Tomi Ungerer is probably the best children’s book author that you have never heard of. The film chronicle’s Ungerer’s life, his rise to fame and the moment that he disappeared from public view.
Tomi Ungerer was born in Alsace, and moved to America – the Land of Opportunity – after World War 2. He quickly moved from drawing for advertisements to writing and illustrating children’s books, to creating an adult book that would prove to be his undoing.
The film is made up of interviews with Ungerer and his contemporaries, including Where The Wild Things Are author Maurice Sendak. As well as this, the film is given shape and narrative focus through animations based on Ungerer’s work. Through interview, Ungerer talks about his life as a child, living through World War 2, and his move to the US. What emerges is the picture of a man whose suffering, paranoia and fear, combined with his love for eroticism, the slightly surreal and his utter glee at the oddest things, has made him a wonderful artist. It is the tragedy and joy of Ungerer’s life that have combined to make his work as powerful as it is.
Ungerer’s books, which take conventionally scary animals and make them relatable, made him a star in the children’s publishing world, and opened doors for authors such as Maurice Sendak to be received. As he explored the underside of children’s literature, however, Ungerer was also drawing posters that shone a light on the injustices of America, and was exploring the underside of human sexual desire. When the Fornicon was published and this was discovered, he was eventually blacklisted by publishers and librarians in the US.
Ungerer talks about his choices, on foot of the realisations that his two styles of work could not coexist in the US, to move first to Nova Scotia, then to Bantry in Cork, Ireland with honesty and candidness. The wounds that prompted his moves may have healed, but the openness with which he talks about all facets of his life makes the film feel incredibly personal. Ungerer is a natural storyteller – perhaps this explains his love of Ireland and the Irish people – and his descriptions of the wind and land in Ireland are lyrical and beautiful; “In New York I found the city I never found, but in Ireland I found the country I always wanted.”
There is a particularly moving moment where the author discusses his love for Ireland, his adopted home, a discussion that moves him to tears. Here is a man who has suffered hugely throughout his life, and he is moved to tears by the Irish people. There are those who may say that his poetic language and waxing lyrical about Ireland is a little overly sentimental, but as an adopted Irish person, I found his expressions of love and gratitude to be spot on.

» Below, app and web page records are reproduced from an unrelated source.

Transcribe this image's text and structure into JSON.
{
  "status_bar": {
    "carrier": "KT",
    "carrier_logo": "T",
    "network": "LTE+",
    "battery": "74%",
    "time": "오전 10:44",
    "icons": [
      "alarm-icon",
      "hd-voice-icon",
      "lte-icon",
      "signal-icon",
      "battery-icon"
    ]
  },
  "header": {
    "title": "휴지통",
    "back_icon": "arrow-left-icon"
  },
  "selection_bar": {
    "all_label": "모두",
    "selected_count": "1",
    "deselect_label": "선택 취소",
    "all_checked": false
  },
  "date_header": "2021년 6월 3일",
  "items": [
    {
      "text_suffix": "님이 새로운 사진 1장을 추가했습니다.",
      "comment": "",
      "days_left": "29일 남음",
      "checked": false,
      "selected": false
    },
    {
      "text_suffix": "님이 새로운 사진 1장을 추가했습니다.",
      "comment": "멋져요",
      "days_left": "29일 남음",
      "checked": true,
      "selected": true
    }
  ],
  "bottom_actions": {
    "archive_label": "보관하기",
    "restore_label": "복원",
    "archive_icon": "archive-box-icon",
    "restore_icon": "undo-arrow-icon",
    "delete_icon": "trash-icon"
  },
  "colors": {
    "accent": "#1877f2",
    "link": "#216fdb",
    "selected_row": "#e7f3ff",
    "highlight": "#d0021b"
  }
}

Brad Bernstein brilliantly merges interviews and animation to create a rich, fascinating and incredibly moving story. Interviews are carefully used to enhance the story, and the animation strikes the right balance to give the audience a taste of Ungerer’s work. Ungerer is a wonderful subject; never blaming anyone for past hurt, but accepting it as the fabric of his life. He comes across as a man who knows and has expressed his inner, dark self as well as the light and playful side of his nature. For this reason, the audience is invested with Ungerer, and when he triumphs, the audience feels it with him.
Far Out Isn’t Far Enough is a wonderful exploration of the work of Tomi Ungerer, as well as an examination of love, fear, paranoia and glee through the lens of his work. Ungerer himself is a wonderful storyteller, but Berstein’s use of animation serves to enhance and dramatise his stories.